**DATA TO EXAMINE**.

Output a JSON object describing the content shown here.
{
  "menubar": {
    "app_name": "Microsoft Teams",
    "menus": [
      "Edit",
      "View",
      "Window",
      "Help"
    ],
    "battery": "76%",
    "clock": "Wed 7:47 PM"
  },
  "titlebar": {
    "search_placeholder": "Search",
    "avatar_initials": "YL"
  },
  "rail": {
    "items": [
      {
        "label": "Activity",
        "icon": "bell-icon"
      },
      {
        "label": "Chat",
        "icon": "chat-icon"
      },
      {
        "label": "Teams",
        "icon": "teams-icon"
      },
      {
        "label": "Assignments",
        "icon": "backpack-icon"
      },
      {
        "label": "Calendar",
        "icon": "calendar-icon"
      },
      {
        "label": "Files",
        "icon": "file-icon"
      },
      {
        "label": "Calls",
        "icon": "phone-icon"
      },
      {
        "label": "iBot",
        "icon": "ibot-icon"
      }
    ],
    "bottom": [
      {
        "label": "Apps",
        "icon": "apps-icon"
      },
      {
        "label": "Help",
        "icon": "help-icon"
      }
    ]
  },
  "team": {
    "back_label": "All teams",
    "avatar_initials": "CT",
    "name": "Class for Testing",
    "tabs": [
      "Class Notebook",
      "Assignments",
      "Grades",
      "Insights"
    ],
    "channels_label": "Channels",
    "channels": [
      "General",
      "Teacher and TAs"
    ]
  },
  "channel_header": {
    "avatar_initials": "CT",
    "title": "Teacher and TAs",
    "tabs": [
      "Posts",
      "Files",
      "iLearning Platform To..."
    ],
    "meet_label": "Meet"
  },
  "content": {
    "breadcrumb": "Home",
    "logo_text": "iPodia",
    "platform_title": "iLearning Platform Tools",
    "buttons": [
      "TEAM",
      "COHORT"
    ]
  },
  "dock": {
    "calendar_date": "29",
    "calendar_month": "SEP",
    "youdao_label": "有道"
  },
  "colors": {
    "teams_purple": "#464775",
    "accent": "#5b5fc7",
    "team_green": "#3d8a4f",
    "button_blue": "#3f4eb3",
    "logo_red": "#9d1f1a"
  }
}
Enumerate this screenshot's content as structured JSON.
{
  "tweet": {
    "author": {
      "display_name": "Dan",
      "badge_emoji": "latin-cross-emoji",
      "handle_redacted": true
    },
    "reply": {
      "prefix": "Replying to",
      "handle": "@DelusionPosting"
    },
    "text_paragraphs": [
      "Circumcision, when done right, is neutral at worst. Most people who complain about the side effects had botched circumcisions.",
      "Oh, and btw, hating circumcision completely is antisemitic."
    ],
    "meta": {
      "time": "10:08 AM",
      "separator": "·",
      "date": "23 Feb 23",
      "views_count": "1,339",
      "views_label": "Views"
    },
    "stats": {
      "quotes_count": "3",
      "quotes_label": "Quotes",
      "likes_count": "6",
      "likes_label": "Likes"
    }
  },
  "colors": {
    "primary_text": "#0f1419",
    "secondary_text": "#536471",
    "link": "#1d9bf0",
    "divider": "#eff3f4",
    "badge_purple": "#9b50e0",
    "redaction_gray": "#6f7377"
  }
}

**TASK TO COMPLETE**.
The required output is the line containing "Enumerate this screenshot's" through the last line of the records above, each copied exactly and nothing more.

**FINISHED EXERCISE**.
Enumerate this screenshot's content as structured JSON.
{
  "tweet": {
    "author": {
      "display_name": "Dan",
      "badge_emoji": "latin-cross-emoji",
      "handle_redacted": true
    },
    "reply": {
      "prefix": "Replying to",
      "handle": "@DelusionPosting"
    },
    "text_paragraphs": [
      "Circumcision, when done right, is neutral at worst. Most people who complain about the side effects had botched circumcisions.",
      "Oh, and btw, hating circumcision completely is antisemitic."
    ],
    "meta": {
      "time": "10:08 AM",
      "separator": "·",
      "date": "23 Feb 23",
      "views_count": "1,339",
      "views_label": "Views"
    },
    "stats": {
      "quotes_count": "3",
      "quotes_label": "Quotes",
      "likes_count": "6",
      "likes_label": "Likes"
    }
  },
  "colors": {
    "primary_text": "#0f1419",
    "secondary_text": "#536471",
    "link": "#1d9bf0",
    "divider": "#eff3f4",
    "badge_purple": "#9b50e0",
    "redaction_gray": "#6f7377"
  }
}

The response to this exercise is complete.